Hum, reminds me about "drömmare" (dreamer) from the song "Gyllene Tider - Tuffa Tider (för en drömmare)". I should not mix them up. But for the mnemonic: judges are not dreamers. :)
My mnemonic is to think the spanish word "domar" that means "to tame" and thats exactly a judge doing in a court. Maybe this helps.
Coincidentally, in Russian there is a verb Думать (dumat')...so judge=thinker? :P
It's more than a coincidence! Дума (Duma) -- the name of the Russian parliament -- comes from a Proto-Slavic word duma, meaning "thought, care, consideration", hence "counsel, council", which comes in turn from Proto-Germanic domaz: the ancestor of English doom, deem and Swedish döma and domare.
Article is not used before an occupation, but it is used when there is an adjective modifying it:
My father is a cook = Min pappa är kock
My father is a good cook = Min pappa är en bra kock
Thanks to Arnauti for pointing a typo in my post, already fixed.
Why can one not translate this to my father is judge. In english an artie is not needed for talking about a specific case or example E.G. he is the cook or she's the presenter
In a past lesson, I got a similar sentence, which had to be translated to: he is a judge by profession. Without the last two words, it was incorrect. Why is this one not 'by profession'?
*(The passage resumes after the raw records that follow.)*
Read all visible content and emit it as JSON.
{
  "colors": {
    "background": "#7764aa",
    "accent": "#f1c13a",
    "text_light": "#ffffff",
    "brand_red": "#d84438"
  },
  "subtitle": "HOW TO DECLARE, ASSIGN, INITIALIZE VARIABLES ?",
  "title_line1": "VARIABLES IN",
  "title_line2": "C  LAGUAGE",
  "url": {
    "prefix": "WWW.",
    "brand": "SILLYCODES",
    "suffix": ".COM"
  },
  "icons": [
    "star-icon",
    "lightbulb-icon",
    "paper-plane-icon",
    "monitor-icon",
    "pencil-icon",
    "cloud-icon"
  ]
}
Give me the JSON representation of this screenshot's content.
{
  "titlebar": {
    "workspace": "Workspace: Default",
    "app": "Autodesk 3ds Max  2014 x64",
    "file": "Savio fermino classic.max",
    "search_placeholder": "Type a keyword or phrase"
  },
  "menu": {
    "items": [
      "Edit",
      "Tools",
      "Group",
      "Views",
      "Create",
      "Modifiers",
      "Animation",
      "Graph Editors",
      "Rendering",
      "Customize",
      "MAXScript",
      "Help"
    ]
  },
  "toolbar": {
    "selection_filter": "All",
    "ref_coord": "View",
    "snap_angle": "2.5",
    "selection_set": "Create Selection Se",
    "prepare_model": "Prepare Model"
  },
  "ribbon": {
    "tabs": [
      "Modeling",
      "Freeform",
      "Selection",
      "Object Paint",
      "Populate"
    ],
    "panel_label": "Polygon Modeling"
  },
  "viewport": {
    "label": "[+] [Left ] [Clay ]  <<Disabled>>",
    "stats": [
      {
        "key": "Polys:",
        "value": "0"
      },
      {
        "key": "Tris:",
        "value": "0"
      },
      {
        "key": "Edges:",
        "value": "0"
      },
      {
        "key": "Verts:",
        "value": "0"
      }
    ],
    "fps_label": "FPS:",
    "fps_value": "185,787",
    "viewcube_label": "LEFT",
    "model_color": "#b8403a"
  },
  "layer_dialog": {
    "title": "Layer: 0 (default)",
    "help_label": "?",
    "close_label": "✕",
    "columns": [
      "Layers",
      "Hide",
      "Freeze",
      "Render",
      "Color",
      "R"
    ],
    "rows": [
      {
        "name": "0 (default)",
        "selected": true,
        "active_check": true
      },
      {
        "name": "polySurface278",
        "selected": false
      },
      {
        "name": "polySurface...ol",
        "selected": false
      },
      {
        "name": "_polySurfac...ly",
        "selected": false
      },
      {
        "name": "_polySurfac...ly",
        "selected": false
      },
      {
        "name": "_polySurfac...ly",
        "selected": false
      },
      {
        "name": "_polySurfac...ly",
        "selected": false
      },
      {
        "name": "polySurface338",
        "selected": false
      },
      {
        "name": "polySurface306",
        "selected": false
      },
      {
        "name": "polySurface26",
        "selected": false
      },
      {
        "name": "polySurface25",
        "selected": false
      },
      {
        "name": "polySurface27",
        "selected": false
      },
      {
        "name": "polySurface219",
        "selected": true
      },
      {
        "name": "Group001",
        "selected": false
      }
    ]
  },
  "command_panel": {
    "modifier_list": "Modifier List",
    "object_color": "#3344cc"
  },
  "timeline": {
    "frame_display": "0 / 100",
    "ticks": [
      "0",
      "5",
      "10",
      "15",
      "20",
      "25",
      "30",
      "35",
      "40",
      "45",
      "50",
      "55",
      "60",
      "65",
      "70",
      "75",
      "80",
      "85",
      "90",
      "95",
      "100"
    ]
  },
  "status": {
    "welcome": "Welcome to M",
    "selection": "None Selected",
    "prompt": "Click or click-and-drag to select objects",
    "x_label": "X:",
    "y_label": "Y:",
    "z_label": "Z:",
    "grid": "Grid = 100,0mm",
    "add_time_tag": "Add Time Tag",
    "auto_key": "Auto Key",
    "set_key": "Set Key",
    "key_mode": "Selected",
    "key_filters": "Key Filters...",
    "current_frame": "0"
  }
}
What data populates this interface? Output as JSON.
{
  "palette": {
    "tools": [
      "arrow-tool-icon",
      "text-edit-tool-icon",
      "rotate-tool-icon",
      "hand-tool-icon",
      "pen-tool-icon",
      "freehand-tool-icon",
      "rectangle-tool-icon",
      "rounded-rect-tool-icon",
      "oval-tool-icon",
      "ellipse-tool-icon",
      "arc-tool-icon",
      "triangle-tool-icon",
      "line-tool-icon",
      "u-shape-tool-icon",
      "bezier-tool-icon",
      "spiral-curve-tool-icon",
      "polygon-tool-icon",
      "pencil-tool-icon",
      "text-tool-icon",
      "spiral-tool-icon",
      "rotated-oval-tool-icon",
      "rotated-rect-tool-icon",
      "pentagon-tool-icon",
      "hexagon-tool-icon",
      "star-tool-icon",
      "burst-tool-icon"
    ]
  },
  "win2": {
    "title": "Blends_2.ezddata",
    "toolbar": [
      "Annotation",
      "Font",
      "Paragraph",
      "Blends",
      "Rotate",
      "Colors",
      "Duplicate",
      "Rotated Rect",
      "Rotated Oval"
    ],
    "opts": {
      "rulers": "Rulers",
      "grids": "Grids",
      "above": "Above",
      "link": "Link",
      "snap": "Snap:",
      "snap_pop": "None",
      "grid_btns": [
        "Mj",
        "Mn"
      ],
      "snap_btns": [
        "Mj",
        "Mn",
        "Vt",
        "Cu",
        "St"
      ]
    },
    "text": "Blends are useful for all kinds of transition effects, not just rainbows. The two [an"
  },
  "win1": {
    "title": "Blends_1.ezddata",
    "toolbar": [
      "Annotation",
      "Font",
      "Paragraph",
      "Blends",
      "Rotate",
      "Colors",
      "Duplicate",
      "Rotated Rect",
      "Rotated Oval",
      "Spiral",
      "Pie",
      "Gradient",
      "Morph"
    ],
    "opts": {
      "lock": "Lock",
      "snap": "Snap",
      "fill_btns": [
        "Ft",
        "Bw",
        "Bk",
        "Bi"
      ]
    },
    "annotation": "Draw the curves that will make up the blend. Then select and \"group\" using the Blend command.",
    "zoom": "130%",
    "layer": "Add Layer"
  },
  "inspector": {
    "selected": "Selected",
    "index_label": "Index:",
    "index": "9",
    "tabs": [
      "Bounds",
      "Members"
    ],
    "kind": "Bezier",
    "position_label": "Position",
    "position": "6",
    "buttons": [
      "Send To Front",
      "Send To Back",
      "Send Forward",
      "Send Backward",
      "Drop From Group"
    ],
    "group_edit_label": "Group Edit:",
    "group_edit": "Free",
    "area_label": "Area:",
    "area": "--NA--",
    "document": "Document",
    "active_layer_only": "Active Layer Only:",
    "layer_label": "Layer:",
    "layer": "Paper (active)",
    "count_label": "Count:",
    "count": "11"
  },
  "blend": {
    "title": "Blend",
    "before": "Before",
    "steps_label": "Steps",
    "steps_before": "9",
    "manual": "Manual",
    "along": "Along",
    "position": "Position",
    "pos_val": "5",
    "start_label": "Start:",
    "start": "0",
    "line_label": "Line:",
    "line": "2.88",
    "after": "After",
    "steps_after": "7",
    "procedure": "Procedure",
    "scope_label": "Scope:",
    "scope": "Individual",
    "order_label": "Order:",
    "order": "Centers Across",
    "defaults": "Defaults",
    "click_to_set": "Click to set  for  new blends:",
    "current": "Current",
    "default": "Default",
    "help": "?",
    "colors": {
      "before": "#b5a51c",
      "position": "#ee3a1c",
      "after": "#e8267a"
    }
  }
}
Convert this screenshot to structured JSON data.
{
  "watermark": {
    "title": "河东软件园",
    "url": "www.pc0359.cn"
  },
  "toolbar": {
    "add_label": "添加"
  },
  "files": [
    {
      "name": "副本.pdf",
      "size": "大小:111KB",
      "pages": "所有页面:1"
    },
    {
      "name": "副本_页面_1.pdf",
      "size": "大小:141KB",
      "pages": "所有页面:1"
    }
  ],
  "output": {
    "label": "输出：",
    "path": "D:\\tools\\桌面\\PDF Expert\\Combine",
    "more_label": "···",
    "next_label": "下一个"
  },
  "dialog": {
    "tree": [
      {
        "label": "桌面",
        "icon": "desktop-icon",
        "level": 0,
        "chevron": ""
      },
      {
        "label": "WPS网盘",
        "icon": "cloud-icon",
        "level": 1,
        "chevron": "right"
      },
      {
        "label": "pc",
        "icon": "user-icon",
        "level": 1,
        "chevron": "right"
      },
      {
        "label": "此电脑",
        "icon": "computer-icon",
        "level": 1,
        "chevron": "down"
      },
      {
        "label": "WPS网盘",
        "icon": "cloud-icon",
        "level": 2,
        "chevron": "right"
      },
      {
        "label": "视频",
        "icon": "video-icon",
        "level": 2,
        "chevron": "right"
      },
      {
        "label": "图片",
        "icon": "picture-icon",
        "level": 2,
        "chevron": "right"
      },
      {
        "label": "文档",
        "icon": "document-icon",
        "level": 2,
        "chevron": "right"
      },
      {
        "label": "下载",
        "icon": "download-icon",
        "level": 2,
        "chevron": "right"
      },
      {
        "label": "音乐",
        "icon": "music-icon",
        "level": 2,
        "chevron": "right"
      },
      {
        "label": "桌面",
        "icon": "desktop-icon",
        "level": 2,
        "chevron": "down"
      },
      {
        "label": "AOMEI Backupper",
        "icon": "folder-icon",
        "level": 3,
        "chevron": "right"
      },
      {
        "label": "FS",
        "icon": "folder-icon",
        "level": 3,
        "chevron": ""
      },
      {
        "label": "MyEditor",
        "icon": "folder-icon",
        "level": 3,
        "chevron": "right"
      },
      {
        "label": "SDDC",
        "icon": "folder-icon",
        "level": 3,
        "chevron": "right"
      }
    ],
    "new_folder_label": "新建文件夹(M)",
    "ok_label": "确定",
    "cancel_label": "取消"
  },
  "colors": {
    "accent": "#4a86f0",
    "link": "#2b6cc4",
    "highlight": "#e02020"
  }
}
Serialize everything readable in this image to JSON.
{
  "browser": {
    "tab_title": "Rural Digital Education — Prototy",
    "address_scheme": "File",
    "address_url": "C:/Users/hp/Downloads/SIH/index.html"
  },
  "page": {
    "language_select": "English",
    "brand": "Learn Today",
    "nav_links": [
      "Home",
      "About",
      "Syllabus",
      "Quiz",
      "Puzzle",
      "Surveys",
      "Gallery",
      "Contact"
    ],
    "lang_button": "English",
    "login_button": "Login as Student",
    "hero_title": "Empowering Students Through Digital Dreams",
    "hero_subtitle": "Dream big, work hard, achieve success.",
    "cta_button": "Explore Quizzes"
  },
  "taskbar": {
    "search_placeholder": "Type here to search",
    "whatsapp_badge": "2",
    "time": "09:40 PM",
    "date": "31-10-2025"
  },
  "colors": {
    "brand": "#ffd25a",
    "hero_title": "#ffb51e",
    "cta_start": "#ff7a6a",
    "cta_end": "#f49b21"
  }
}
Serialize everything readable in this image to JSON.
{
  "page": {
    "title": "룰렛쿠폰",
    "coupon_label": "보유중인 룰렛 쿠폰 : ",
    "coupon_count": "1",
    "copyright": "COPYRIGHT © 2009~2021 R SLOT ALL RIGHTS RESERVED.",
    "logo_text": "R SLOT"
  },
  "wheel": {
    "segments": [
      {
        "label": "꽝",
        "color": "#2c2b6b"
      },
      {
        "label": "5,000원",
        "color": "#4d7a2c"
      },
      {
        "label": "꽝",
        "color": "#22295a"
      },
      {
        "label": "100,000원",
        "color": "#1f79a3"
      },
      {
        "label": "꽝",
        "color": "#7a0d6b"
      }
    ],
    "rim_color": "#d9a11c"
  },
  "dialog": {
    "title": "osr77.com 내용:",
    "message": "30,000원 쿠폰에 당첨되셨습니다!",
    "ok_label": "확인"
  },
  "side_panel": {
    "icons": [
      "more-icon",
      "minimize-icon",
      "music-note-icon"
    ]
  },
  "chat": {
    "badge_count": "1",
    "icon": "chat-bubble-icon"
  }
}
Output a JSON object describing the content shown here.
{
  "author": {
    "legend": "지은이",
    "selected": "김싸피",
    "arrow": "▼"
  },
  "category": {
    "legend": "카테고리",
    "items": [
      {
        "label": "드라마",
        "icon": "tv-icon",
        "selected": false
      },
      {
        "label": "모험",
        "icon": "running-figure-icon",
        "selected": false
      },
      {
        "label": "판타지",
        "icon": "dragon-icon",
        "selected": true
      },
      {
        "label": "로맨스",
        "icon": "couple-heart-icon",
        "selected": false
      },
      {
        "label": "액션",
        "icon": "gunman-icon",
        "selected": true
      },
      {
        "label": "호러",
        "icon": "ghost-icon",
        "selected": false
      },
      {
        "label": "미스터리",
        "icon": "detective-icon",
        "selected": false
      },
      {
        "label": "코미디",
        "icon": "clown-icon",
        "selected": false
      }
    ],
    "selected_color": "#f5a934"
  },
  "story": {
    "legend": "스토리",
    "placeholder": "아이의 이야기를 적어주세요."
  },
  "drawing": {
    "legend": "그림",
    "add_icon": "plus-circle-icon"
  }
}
I can't find a sentence like that in the course. The closest one is Mitt yrke är domare, translated into I am a judge by profession. But in that one, the word yrke 'profession' is in the Swedish sentence, too. (Actually an even better way of saying it would be Jag är domare till yrket).